For example, 70 per cent of research in east Africa and 79 per cent in southern Africa was produced through non-SSA collaboration in 2012, said the report, issued by the World Bank and academic publisher Elsevier at a forum last month (30 September) in Washington DC, United States.
Its authors and other experts said that collaborating with researchers outside the continent promotes knowledge and equipment sharing, thereby yielding higher-quality research than without such cooperation.
But they argued that SSA researchers’ reliance on international collaboration highlights a lack of capacity in science, technology, engineering and mathematics (STEM) that impedes them from collaborating with each other.

“As Africa raises its scientific profile international researchers will be reaching to Africa for collaborations.”

Marilyn Pifer, CRDF Global

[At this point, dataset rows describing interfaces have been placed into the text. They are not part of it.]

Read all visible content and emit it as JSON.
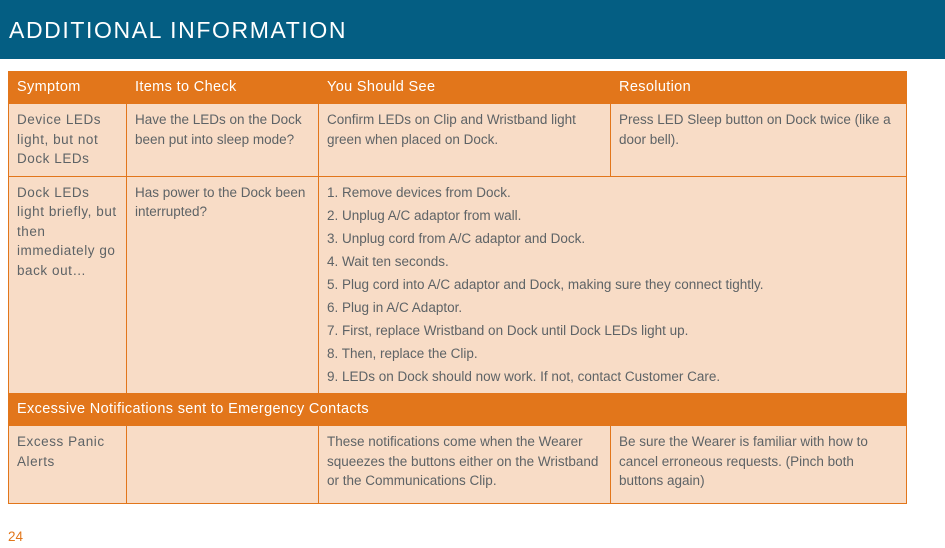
{
  "banner": {
    "title": "ADDITIONAL INFORMATION",
    "background_color": "#045E83",
    "text_color": "#FFFFFF"
  },
  "theme": {
    "accent_orange": "#E2761B",
    "cell_fill": "#F8DCC6",
    "body_text": "#5E6366"
  },
  "table": {
    "columns": [
      {
        "label": "Symptom"
      },
      {
        "label": "Items to Check"
      },
      {
        "label": "You Should  See"
      },
      {
        "label": "Resolution"
      }
    ],
    "rows": [
      {
        "type": "data",
        "symptom": "Device  LEDs light,  but  not Dock  LEDs",
        "items_to_check": "Have the LEDs on the Dock been put into sleep mode?",
        "you_should_see": "Confirm LEDs on Clip and Wristband light green when placed on Dock.",
        "resolution": "Press LED Sleep button on Dock twice (like a door bell)."
      },
      {
        "type": "data-merged",
        "symptom": "Dock  LEDs light  briefly, but  then immediately go back  out…",
        "items_to_check": "Has power to the Dock been interrupted?",
        "steps": [
          "1. Remove devices from Dock.",
          "2. Unplug A/C adaptor from wall.",
          "3. Unplug cord from A/C adaptor and Dock.",
          "4. Wait ten seconds.",
          "5. Plug cord into A/C adaptor and Dock, making sure they connect tightly.",
          "6. Plug in A/C Adaptor.",
          "7. First, replace Wristband on Dock until Dock LEDs light up.",
          "8. Then, replace the Clip.",
          "9. LEDs on Dock should now work. If not, contact Customer Care."
        ]
      },
      {
        "type": "section",
        "label": "Excessive  Notifications sent  to Emergency  Contacts"
      },
      {
        "type": "data",
        "symptom": "Excess  Panic Alerts",
        "items_to_check": "",
        "you_should_see": "These notifications come when the Wearer squeezes the buttons either on the Wristband or the Communications Clip.",
        "resolution": "Be sure the Wearer is familiar with how to cancel erroneous requests. (Pinch both buttons again)"
      }
    ]
  },
  "footer": {
    "page_number": "24"
  }
}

“That means very little knowledge sharing [within the continent], which I think is a missed opportunity,” says Andreas Blom, a report coauthor and World Bank economist.
Study authors and World Bank officials at the forum emphasised the need to boost STEM research capacity and training in Africa, by, for example, boosting funding and better links with industry, citing the development benefits. SSA research comprises less than one per cent of the global share, the report found.
Many SSA researchers often need to look abroad to collaborate because they lack the necessary equipment and facilities, said Marilyn Pifer, director of capacity-building programmes at CRDF Global, a US-based non-profit that promotes international scientific collaboration.
SSA universities need more funding — most of which should come from host national governments — to hire faculty and upgrade facilities, she said.
“Investing isn’t a guarantee of progress, but not investing is a guarantee of no progress,” she told SciDev.Net.
So-called centres of excellence — specialised regional research institutions — are another way to build collaborations and STEM capacity within Africa, Dorothy Nyambi, executive vice-president at the African Institute for Mathematical Sciences’ (AIMS) Next Einstein Initiative, told SciDev.Net.
AIMS already has five centres throughout Africa, she said. At these centres, Nyambi said, students and faculty members from across Africa can forge partnerships with other students and researchers on the continent.
In April, the World Bank approved US$150 million to finance 19 other centres in seven countries in West and Central Africa.
The report and experts also suggested research institutions should work with companies, which could invest in collaborative research. And they suggested more funding and policy incentives to get researchers to collaborate within Africa and to encourage African scientists who have gone abroad to return.
Pifer warned that increasing collaborations within Africa must avoid coming at the expense of international collaboration.
“As Africa raises its scientific profile … the more that Western and other international researchers will be reaching to Africa for collaborations,” she said.
> Link to World Bank report